> **Source records**:

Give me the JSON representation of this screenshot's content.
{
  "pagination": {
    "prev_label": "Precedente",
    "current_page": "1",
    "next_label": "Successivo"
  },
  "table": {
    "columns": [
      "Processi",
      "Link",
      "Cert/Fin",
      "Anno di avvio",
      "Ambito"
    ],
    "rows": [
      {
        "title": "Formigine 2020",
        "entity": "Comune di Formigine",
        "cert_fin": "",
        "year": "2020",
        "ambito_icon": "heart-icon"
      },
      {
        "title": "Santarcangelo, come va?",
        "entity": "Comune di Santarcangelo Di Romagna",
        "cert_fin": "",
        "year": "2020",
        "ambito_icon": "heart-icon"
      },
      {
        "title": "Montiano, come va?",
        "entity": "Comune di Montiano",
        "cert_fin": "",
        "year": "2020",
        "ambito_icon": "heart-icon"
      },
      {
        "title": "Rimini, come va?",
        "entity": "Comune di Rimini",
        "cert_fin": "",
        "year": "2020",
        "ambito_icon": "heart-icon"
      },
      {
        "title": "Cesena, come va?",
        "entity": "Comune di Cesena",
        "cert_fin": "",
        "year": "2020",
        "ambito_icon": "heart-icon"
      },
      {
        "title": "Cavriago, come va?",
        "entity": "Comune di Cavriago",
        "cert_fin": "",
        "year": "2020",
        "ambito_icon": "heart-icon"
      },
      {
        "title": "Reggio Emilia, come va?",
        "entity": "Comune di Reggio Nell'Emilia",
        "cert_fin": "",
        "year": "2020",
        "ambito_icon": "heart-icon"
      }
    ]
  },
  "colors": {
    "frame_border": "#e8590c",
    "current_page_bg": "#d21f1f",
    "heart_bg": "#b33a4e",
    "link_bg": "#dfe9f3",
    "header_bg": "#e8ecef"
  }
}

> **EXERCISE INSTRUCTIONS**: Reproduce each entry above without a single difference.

> **RESPONSE AREA**:
Give me the JSON representation of this screenshot's content.
{
  "pagination": {
    "prev_label": "Precedente",
    "current_page": "1",
    "next_label": "Successivo"
  },
  "table": {
    "columns": [
      "Processi",
      "Link",
      "Cert/Fin",
      "Anno di avvio",
      "Ambito"
    ],
    "rows": [
      {
        "title": "Formigine 2020",
        "entity": "Comune di Formigine",
        "cert_fin": "",
        "year": "2020",
        "ambito_icon": "heart-icon"
      },
      {
        "title": "Santarcangelo, come va?",
        "entity": "Comune di Santarcangelo Di Romagna",
        "cert_fin": "",
        "year": "2020",
        "ambito_icon": "heart-icon"
      },
      {
        "title": "Montiano, come va?",
        "entity": "Comune di Montiano",
        "cert_fin": "",
        "year": "2020",
        "ambito_icon": "heart-icon"
      },
      {
        "title": "Rimini, come va?",
        "entity": "Comune di Rimini",
        "cert_fin": "",
        "year": "2020",
        "ambito_icon": "heart-icon"
      },
      {
        "title": "Cesena, come va?",
        "entity": "Comune di Cesena",
        "cert_fin": "",
        "year": "2020",
        "ambito_icon": "heart-icon"
      },
      {
        "title": "Cavriago, come va?",
        "entity": "Comune di Cavriago",
        "cert_fin": "",
        "year": "2020",
        "ambito_icon": "heart-icon"
      },
      {
        "title": "Reggio Emilia, come va?",
        "entity": "Comune di Reggio Nell'Emilia",
        "cert_fin": "",
        "year": "2020",
        "ambito_icon": "heart-icon"
      }
    ]
  },
  "colors": {
    "frame_border": "#e8590c",
    "current_page_bg": "#d21f1f",
    "heart_bg": "#b33a4e",
    "link_bg": "#dfe9f3",
    "header_bg": "#e8ecef"
  }
}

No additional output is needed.